Ashok Das; J. Frenkel

2007-03-08T23:59:59.000Z

483

2 Technology Description: Solar Thermal Parabolic Trough Solar Thermal  

E-Print Network (OSTI)

Parabolic troughs track sun, concentrate incident light onto a centralized, tubular receiver that runs length of each trough Thermal fluid circulates through all receivers in solar field Thermal fluid brought to one or more centralized power production facilities Heat transferred to a steam cycle, drives a steam turbine to generate power Cooled thermal fluid is then recirculated th through h solar fi field ld Wet cooling is common, dry cooling possible

Timothy J. Skone; Risks Of Implementation

2012-01-01T23:59:59.000Z

484

Influence of microstructure on stress corrosion cracking of mild steel in synthetic caustic-nitrate nuclear waste solution  

DOE Green Energy (OSTI)

The influence of alloy microstructure on stress corrosion cracking of mild steel in caustic-nitrate synthetic nuclear waste solutions was studied. An evaluation was made of the effect of heat treatment on a representative material (ASTM A 516 Grade 70) used in the construction of high activity radioactive waste storage tanks at Savannah River Plant. Several different microstructures were tested for susceptibility to stress corrosion cracking. Precracked fracture specimens loaded in either constant load or constant crack opening displacement were exposed to a variety of caustic-nitrate and nitrate solutions. Results were correlated with the mechanical and corrosion properties of the microstructures. Crack velocity and crack arrest stress intensity were found to be related to the yield strength of the steel microstructures. Fractographic evidence indicated pH depletion and corrosive crack tip chemistry conditions even in highly caustic solutions. Experimental results were compatible with crack growth by a strain- assisted anodic dissolution mechanism; however, hydrogen embrittlement also was considered possible. (auth)

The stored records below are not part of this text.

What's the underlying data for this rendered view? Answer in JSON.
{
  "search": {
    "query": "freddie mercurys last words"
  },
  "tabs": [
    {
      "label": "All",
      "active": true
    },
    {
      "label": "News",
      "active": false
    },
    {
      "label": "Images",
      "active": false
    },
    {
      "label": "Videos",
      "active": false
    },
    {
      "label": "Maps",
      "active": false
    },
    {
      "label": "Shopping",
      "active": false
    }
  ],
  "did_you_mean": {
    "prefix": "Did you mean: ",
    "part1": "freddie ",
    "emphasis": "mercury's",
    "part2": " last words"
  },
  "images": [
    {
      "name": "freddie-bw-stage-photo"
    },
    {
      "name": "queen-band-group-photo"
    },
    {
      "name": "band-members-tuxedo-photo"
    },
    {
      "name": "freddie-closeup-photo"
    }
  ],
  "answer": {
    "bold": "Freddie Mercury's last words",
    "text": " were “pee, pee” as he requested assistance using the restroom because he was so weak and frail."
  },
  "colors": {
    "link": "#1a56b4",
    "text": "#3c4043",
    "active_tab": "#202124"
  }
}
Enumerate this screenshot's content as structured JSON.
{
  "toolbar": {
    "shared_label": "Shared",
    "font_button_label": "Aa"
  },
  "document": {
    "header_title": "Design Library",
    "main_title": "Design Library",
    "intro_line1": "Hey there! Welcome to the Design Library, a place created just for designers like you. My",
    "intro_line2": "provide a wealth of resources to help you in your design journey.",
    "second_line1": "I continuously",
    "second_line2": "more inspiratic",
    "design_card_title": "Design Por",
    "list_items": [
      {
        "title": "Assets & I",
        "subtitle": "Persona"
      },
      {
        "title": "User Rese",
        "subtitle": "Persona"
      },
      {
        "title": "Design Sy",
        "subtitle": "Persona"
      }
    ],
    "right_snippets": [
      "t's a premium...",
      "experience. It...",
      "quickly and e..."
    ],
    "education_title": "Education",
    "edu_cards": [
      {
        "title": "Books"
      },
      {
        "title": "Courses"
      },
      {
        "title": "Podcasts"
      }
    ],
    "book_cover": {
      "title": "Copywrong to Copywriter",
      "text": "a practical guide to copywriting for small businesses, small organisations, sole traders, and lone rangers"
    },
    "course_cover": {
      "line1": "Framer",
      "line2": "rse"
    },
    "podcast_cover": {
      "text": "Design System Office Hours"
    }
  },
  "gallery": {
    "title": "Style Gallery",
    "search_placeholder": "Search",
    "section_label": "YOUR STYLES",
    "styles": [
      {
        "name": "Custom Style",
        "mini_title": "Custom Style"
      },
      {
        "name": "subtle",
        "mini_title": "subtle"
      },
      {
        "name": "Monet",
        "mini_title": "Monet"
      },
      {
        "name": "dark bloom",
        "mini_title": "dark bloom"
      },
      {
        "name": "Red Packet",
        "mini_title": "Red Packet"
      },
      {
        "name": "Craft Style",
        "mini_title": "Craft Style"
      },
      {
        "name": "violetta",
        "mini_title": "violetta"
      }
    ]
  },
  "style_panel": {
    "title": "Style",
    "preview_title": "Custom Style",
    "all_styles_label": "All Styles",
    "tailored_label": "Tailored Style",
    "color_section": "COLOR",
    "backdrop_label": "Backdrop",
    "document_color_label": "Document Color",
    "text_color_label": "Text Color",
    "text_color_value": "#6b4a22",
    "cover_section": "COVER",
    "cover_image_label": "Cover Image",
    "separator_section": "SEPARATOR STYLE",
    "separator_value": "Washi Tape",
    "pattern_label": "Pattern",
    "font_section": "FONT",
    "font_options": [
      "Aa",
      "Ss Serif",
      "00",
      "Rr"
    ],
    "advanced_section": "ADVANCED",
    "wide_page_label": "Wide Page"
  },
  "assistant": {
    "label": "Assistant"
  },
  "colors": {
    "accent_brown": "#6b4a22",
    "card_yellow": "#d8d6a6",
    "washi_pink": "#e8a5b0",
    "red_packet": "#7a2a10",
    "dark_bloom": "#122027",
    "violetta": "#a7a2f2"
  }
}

Sarafian, P.G.

1975-12-01T23:59:59.000Z

485

Thermal and Structural Equilibrium Studies of Organic Thermal ...  

Science Conference Proceedings (OSTI)

These organic materials undergo a solid-solid state phase transition before melting which will store large amounts of thermal energy. The binary system of...

486

Electric Vehicle Battery Thermal Issues and Thermal Management Techniques (Presentation)  

SciTech Connect

This presentation examines the issues concerning thermal management in electric drive vehicles and management techniques for improving the life of a Li-ion battery in an EDV.

Rugh, J. P.; Pesaran, A.; Smith, K.

2013-07-01T23:59:59.000Z

487

THERMALLY DRIVEN ATMOSPHERIC ESCAPE  

Science Conference Proceedings (OSTI)

Accurately determining the escape rate from a planet's atmosphere is critical for determining its evolution. A large amount of Cassini data is now available for Titan's upper atmosphere and a wealth of data is expected within the next decade on escape from Pluto, Mars, and extra-solar planets. Escape can be driven by upward thermal conduction of energy deposited well below the exobase, as well as by nonthermal processes produced by energy deposited in the exobase region. Recent applications of a model for escape driven by upward thermal conduction, called the slow hydrodynamic escape model, have resulted in surprisingly large loss rates for the atmosphere of Titan, Saturn's largest moon. Based on a molecular kinetic simulation of the exobase region, these rates appear to be orders of magnitude too large. Therefore, the slow hydrodynamic model is evaluated here. It is shown that such a model cannot give a reliable description of the atmospheric temperature profile unless it is coupled to a molecular kinetic description of the exobase region. Therefore, the present escape rates for Titan and Pluto must be re-evaluated using the atmospheric model described here.

Johnson, Robert E., E-mail: rej@virginia.ed [Engineering Physics, Thornton Hall B102, University of Virginia, Charlottesville, VA 22902 (United States); Physics Department, New York University, New York, NY 10003 (United States)

2010-06-20T23:59:59.000Z

488